Editor: Marisa Ostos We've often heard that our thoughts can influence our behavior, but can our behavior influence our thoughts? Science certainly points in a "yes" direction. The "Facial Feedback Hypothesis" states that our facial expressions can influence how we feel. In a study called the "Pen study," people were told to hold a pen in their mouths so that their lips didn't touch the pen. Without knowing it, the participants' mouth-shape reflected a smile. Then, while still holding the pen between their teeth, the participants were told to rate a funny cartoon that they were shown. Low and behold, the participants whose expression reflected a smile found the cartoon to be much funnier than the ones who weren't made to hold the pen in this manner. In a similar study called the "Headset study," participants were told to listen to a speech while they either moved their head up and down (unaware that they were actually nodding) or kept their heads still. The ones who "nodded" tended to agree more with the speech that they listened to! Isn't that something? It's a wonder to think about just how much our actions can influence our thought-processes and feelings. Perhaps on those off-days, or even the on-days, try a smile.
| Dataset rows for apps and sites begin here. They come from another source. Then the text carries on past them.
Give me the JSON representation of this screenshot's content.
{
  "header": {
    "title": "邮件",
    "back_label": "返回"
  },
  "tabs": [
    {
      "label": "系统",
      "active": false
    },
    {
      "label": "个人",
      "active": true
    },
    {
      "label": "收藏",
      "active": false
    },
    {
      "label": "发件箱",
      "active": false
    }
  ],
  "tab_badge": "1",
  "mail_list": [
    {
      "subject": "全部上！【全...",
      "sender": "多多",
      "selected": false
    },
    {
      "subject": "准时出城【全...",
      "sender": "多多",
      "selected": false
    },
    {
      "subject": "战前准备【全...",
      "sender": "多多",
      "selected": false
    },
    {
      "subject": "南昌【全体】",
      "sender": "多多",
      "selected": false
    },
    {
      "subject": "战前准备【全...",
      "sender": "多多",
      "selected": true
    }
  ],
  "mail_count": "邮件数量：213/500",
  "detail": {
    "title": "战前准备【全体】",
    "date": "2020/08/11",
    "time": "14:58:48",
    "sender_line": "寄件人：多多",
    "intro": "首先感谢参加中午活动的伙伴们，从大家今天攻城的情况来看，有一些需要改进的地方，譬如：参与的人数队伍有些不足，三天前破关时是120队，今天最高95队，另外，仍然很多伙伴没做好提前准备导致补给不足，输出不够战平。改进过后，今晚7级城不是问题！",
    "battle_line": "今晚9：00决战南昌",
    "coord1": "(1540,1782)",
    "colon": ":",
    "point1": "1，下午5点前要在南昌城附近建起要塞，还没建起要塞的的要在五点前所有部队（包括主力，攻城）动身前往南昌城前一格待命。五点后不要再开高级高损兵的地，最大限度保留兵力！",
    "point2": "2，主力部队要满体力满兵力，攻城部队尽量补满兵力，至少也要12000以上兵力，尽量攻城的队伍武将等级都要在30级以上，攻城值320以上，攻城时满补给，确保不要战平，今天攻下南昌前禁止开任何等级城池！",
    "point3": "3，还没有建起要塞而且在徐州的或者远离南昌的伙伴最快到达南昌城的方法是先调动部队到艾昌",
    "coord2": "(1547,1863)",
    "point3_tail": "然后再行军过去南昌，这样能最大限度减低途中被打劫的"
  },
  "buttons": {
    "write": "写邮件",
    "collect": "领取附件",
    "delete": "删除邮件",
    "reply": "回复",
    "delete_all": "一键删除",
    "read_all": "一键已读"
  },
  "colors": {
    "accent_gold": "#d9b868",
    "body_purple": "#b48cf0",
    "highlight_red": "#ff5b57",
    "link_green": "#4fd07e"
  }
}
It may help to brighten your mood! [*Source: Mae, Lynda. "Lecture 8: The Cognitive Approach." Arizona State University. 24 Jun 2014. Online Presentation.]
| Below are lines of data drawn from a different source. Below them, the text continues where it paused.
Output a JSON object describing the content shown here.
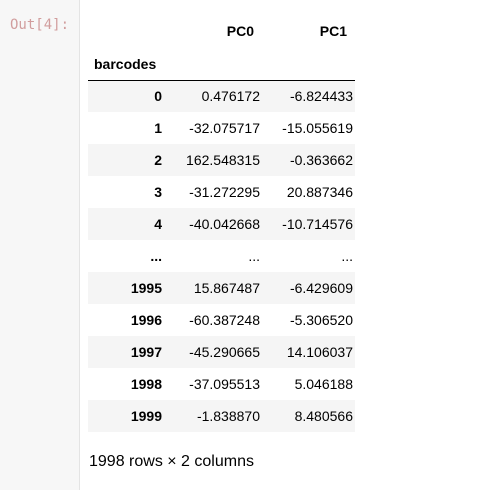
{
  "prompt": {
    "label": "Out[4]:"
  },
  "table": {
    "columns": [
      "PC0",
      "PC1"
    ],
    "index_name": "barcodes",
    "rows": [
      {
        "index": "0",
        "values": [
          "0.476172",
          "-6.824433"
        ]
      },
      {
        "index": "1",
        "values": [
          "-32.075717",
          "-15.055619"
        ]
      },
      {
        "index": "2",
        "values": [
          "162.548315",
          "-0.363662"
        ]
      },
      {
        "index": "3",
        "values": [
          "-31.272295",
          "20.887346"
        ]
      },
      {
        "index": "4",
        "values": [
          "-40.042668",
          "-10.714576"
        ]
      },
      {
        "index": "...",
        "values": [
          "...",
          "..."
        ]
      },
      {
        "index": "1995",
        "values": [
          "15.867487",
          "-6.429609"
        ]
      },
      {
        "index": "1996",
        "values": [
          "-60.387248",
          "-5.306520"
        ]
      },
      {
        "index": "1997",
        "values": [
          "-45.290665",
          "14.106037"
        ]
      },
      {
        "index": "1998",
        "values": [
          "-37.095513",
          "5.046188"
        ]
      },
      {
        "index": "1999",
        "values": [
          "-1.838870",
          "8.480566"
        ]
      }
    ]
  },
  "shape": {
    "text": "1998 rows × 2 columns"
  }
}
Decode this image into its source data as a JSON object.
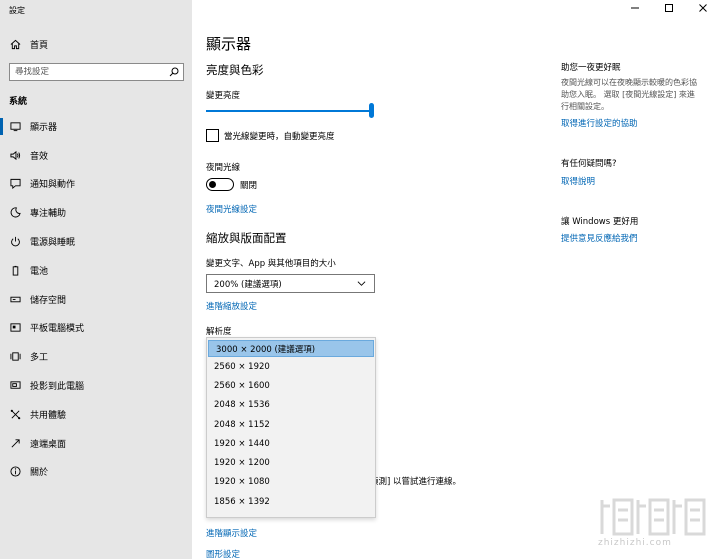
{
  "window": {
    "title": "設定",
    "controls": {
      "minimize": "minimize-icon",
      "maximize": "maximize-icon",
      "close": "close-icon"
    }
  },
  "sidebar": {
    "home_label": "首頁",
    "search_placeholder": "尋找設定",
    "section_title": "系統",
    "items": [
      {
        "label": "顯示器",
        "icon": "monitor-icon",
        "active": true
      },
      {
        "label": "音效",
        "icon": "speaker-icon"
      },
      {
        "label": "通知與動作",
        "icon": "notification-icon"
      },
      {
        "label": "專注輔助",
        "icon": "moon-icon"
      },
      {
        "label": "電源與睡眠",
        "icon": "power-icon"
      },
      {
        "label": "電池",
        "icon": "battery-icon"
      },
      {
        "label": "儲存空間",
        "icon": "storage-icon"
      },
      {
        "label": "平板電腦模式",
        "icon": "tablet-icon"
      },
      {
        "label": "多工",
        "icon": "multitask-icon"
      },
      {
        "label": "投影到此電腦",
        "icon": "project-icon"
      },
      {
        "label": "共用體驗",
        "icon": "share-icon"
      },
      {
        "label": "遠端桌面",
        "icon": "remote-icon"
      },
      {
        "label": "關於",
        "icon": "info-icon"
      }
    ]
  },
  "main": {
    "page_title": "顯示器",
    "brightness": {
      "heading": "亮度與色彩",
      "slider_label": "變更亮度",
      "level": 1.0,
      "auto_checkbox_label": "當光線變更時，自動變更亮度",
      "auto_checked": false
    },
    "night_light": {
      "label": "夜間光線",
      "state_label": "關閉",
      "on": false,
      "settings_link": "夜間光線設定"
    },
    "scale_layout": {
      "heading": "縮放與版面配置",
      "scale_label": "變更文字、App 與其他項目的大小",
      "scale_value": "200% (建議選項)",
      "advanced_link": "進階縮放設定",
      "resolution_label": "解析度",
      "resolution_options": [
        "3000 × 2000 (建議選項)",
        "2560 × 1920",
        "2560 × 1600",
        "2048 × 1536",
        "2048 × 1152",
        "1920 × 1440",
        "1920 × 1200",
        "1920 × 1080",
        "1856 × 1392"
      ],
      "selected_index": 0,
      "partial_text": "偵測] 以嘗試進行連線。"
    },
    "advanced_display_link": "進階顯示設定",
    "graphics_link": "圖形設定"
  },
  "right": {
    "sleep_heading": "助您一夜更好眠",
    "sleep_text": "夜間光線可以在夜晚顯示較暖的色彩協助您入眠。 選取 [夜間光線設定] 來進行相關設定。",
    "sleep_link": "取得進行設定的協助",
    "question_heading": "有任何疑問嗎?",
    "help_link": "取得說明",
    "better_heading": "讓 Windows 更好用",
    "feedback_link": "提供意見反應給我們"
  },
  "watermark": {
    "text": "zhizhizhi.com"
  },
  "colors": {
    "accent": "#0078d7",
    "link": "#0066b4",
    "sidebar_bg": "#e6e6e6",
    "selected_option": "#99c5ea"
  }
}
Editor: Marisa Ostos "I'm quiet like my parents." "My sister and I have the same sense of humor." How often do you look at a sibling or parent and become amused at just how similar you actually are? Does that similarity come from living in the same environment or from genes passed on to you through your parents? Although shared environments and culture definitely have an effect on how similar you and your family-members may be, more and more research is being done that supports just how much genetics influence who you are as a person. For example, twin-studies have been done that show that there are actually quite a number of similarities between identical twins, regardless of whether or not they grew up in the same home. This points to genetics playing an important role in the shaping of our personalities. Who knew biology could be so interesting! [*Source: Burger, Jerry M. "The Biological Approach: Relevant Research." Personality. 8ed.]